This is a 15th century set of rock carvings, which can be reached on foot from the town, though it is a few kilometres. From the entrance, a long walk down, on sometimes broken steps, there and back is maybe 4kms. During my visit in January 2014 I was surprised by the absence of vendors, also by the lack of other visitors. This is not on the tourist trail.At the end of your mini-trek you will seen a ~50 metre long line of rock carvings on your left. These depict scenes from every day life, in the good old days. The carvings are worn, but clearly discernable. The principal feature is a statue of the Hindu god Ganesh. If you wish, you can make (after buying from a little old lady nearby) an offering here.Near the entrance is a good, small restaurant, the Yeh Pulu Cafe. Owned and managed by an enterprising Balinese woman. Both Yeh Pulu and the restaurant are recommended.

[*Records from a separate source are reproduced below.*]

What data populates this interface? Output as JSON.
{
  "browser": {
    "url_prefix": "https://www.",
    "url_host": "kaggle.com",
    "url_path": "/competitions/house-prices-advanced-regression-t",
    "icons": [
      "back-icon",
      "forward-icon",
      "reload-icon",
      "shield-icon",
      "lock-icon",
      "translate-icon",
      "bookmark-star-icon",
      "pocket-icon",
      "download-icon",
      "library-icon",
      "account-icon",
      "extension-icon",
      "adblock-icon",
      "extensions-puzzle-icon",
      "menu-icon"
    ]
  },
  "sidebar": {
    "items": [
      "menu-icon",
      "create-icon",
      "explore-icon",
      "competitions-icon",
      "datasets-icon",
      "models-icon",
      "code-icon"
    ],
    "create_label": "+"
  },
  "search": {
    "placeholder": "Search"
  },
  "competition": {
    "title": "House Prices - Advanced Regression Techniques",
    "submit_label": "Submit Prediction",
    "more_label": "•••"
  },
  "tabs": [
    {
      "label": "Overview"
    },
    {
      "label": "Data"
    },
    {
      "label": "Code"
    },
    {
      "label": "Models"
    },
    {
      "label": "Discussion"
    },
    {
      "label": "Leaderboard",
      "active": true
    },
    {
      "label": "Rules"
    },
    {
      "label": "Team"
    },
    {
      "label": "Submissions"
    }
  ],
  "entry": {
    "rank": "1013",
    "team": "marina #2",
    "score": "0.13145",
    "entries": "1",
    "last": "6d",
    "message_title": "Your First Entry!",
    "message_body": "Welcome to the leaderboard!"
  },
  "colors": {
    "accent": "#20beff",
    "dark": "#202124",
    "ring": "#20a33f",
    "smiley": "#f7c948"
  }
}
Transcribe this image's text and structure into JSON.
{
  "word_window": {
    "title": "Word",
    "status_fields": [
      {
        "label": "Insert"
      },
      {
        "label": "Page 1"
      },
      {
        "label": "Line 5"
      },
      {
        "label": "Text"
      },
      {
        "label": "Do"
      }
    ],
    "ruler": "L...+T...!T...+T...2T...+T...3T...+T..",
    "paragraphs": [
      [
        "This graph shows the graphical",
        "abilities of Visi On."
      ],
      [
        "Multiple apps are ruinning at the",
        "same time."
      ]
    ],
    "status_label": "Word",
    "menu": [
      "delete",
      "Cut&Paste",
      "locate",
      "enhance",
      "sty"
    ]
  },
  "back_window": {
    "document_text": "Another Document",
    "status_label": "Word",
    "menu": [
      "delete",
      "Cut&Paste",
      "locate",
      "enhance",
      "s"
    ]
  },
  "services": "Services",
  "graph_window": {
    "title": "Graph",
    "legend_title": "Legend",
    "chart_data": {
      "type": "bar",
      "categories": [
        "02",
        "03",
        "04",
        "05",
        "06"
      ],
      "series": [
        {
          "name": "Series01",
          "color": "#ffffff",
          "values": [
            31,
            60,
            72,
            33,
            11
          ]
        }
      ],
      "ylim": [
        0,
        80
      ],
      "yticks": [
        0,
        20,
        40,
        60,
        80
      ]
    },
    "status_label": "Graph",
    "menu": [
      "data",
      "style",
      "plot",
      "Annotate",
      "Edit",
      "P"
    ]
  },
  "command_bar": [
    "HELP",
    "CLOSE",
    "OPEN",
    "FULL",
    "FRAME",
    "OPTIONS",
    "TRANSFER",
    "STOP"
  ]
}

"So this is the place I should have been for the last two months", was my first thought as I wound my way through a sexily curved hill. Padang Bai is a small, annexed fishing village with a little bay, a secret white sand beach (that's the beach's actual name) a few warungs and guest houses and some deep emerald hills directly behind. Despite its' fishy orientation there's a freshness there that is missing in South Bali. It's the lack of bike fumes and rubbish. Most people pass through on their way to get their rocks off on Gilli-T. Big mistake, this place gets my vibe.